Cavan Museum have a replica trench onsite that was “built to the specifications and manuals of the Irish Guards and used by the Royal Irish Fusiliers at the Battle of the Somme 1916, it is over 350 metres long and includes frontline, communication and support trenches. Over 6000 sand bags were used in its construction. ”
The replica trench is the largest outdoor one of it’s kind in Ireland and the UK. This is very well done and you get a better understanding of what life must have been like in the trenches for the soldiers, they slept in something that resembled a shelf, never far from the rats and mud. With audio posts dotted throughout the trenches, capturing some of the sounds of the WW1 trenches.
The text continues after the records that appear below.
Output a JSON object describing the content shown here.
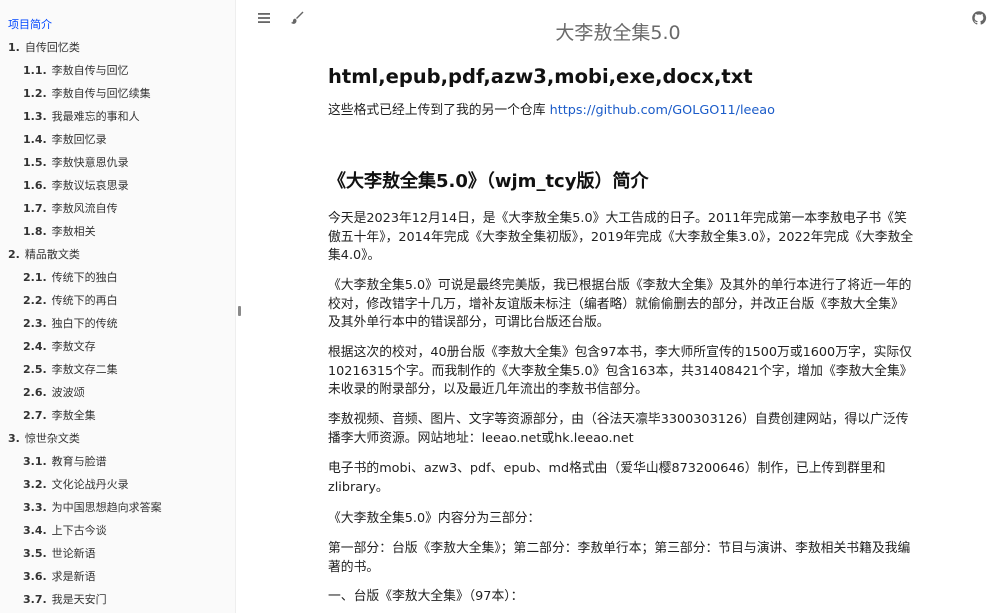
{
  "header": {
    "title": "大李敖全集5.0"
  },
  "sidebar": {
    "items": [
      {
        "type": "home",
        "num": "",
        "label": "项目简介",
        "active": true
      },
      {
        "type": "chapter",
        "num": "1.",
        "label": "自传回忆类"
      },
      {
        "type": "section",
        "num": "1.1.",
        "label": "李敖自传与回忆"
      },
      {
        "type": "section",
        "num": "1.2.",
        "label": "李敖自传与回忆续集"
      },
      {
        "type": "section",
        "num": "1.3.",
        "label": "我最难忘的事和人"
      },
      {
        "type": "section",
        "num": "1.4.",
        "label": "李敖回忆录"
      },
      {
        "type": "section",
        "num": "1.5.",
        "label": "李敖快意恩仇录"
      },
      {
        "type": "section",
        "num": "1.6.",
        "label": "李敖议坛哀思录"
      },
      {
        "type": "section",
        "num": "1.7.",
        "label": "李敖风流自传"
      },
      {
        "type": "section",
        "num": "1.8.",
        "label": "李敖相关"
      },
      {
        "type": "chapter",
        "num": "2.",
        "label": "精品散文类"
      },
      {
        "type": "section",
        "num": "2.1.",
        "label": "传统下的独白"
      },
      {
        "type": "section",
        "num": "2.2.",
        "label": "传统下的再白"
      },
      {
        "type": "section",
        "num": "2.3.",
        "label": "独白下的传统"
      },
      {
        "type": "section",
        "num": "2.4.",
        "label": "李敖文存"
      },
      {
        "type": "section",
        "num": "2.5.",
        "label": "李敖文存二集"
      },
      {
        "type": "section",
        "num": "2.6.",
        "label": "波波颂"
      },
      {
        "type": "section",
        "num": "2.7.",
        "label": "李敖全集"
      },
      {
        "type": "chapter",
        "num": "3.",
        "label": "惊世杂文类"
      },
      {
        "type": "section",
        "num": "3.1.",
        "label": "教育与脸谱"
      },
      {
        "type": "section",
        "num": "3.2.",
        "label": "文化论战丹火录"
      },
      {
        "type": "section",
        "num": "3.3.",
        "label": "为中国思想趋向求答案"
      },
      {
        "type": "section",
        "num": "3.4.",
        "label": "上下古今谈"
      },
      {
        "type": "section",
        "num": "3.5.",
        "label": "世论新语"
      },
      {
        "type": "section",
        "num": "3.6.",
        "label": "求是新语"
      },
      {
        "type": "section",
        "num": "3.7.",
        "label": "我是天安门"
      }
    ]
  },
  "content": {
    "h1": "html,epub,pdf,azw3,mobi,exe,docx,txt",
    "repo_text": "这些格式已经上传到了我的另一个仓库 ",
    "repo_link": "https://github.com/GOLGO11/leeao",
    "h2": "《大李敖全集5.0》（wjm_tcy版）简介",
    "p1": "今天是2023年12月14日，是《大李敖全集5.0》大工告成的日子。2011年完成第一本李敖电子书《笑傲五十年》，2014年完成《大李敖全集初版》，2019年完成《大李敖全集3.0》，2022年完成《大李敖全集4.0》。",
    "p2": "《大李敖全集5.0》可说是最终完美版，我已根据台版《李敖大全集》及其外的单行本进行了将近一年的校对，修改错字十几万，增补友谊版未标注（编者略）就偷偷删去的部分，并改正台版《李敖大全集》及其外单行本中的错误部分，可谓比台版还台版。",
    "p3": "根据这次的校对，40册台版《李敖大全集》包含97本书，李大师所宣传的1500万或1600万字，实际仅10216315个字。而我制作的《大李敖全集5.0》包含163本，共31408421个字，增加《李敖大全集》未收录的附录部分，以及最近几年流出的李敖书信部分。",
    "p4": "李敖视频、音频、图片、文字等资源部分，由（谷法天凛毕3300303126）自费创建网站，得以广泛传播李大师资源。网站地址：leeao.net或hk.leeao.net",
    "p5": "电子书的mobi、azw3、pdf、epub、md格式由（爱华山樱873200646）制作，已上传到群里和zlibrary。",
    "p6": "《大李敖全集5.0》内容分为三部分：",
    "p7": "第一部分：台版《李敖大全集》；第二部分：李敖单行本；第三部分：节目与演讲、李敖相关书籍及我编著的书。",
    "p8": "一、台版《李敖大全集》（97本）："
  }
}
Also onsite is “a replica GPO façade and a series of tunnelled-through contemporary building interiors that allow visitors to experience the claustrophobic fighting conditions endured by the rebels.”
You can go inside the GPO during the Rising and experience the tunnelled Moore street houses. We both read a book called Inside the GPO, it was a memoir by an Irish volunteer called Joe Goode, which recounts his time during the 1916 Rising. Goode paints a vivid picture of the last days of the Rising, volunteers tunnelling through the narrow rows of houses on Moore street and life inside for the inhabitants, with James Connolly stretchered into the house, a defiant Sean MacDiarmada and Patrick Pearse looking out at the civilians killed and writing the surrender letter and about life for the impoverished families who lived there. One story about the young volunteer Michael Collins trying to cook his ration sausages in a bedroom fireplace, on quenched emblems so as not to attract the British army snipers with smoke coming from the chimney stack, in the end ashes covered the sausages with Michael cursing the snipers.
The museum has a peace & reconciliation garden that remembers those from all sides of Irish society and the different paths they took, that led some to the trenches in World War 1 and others to the Easter Rising.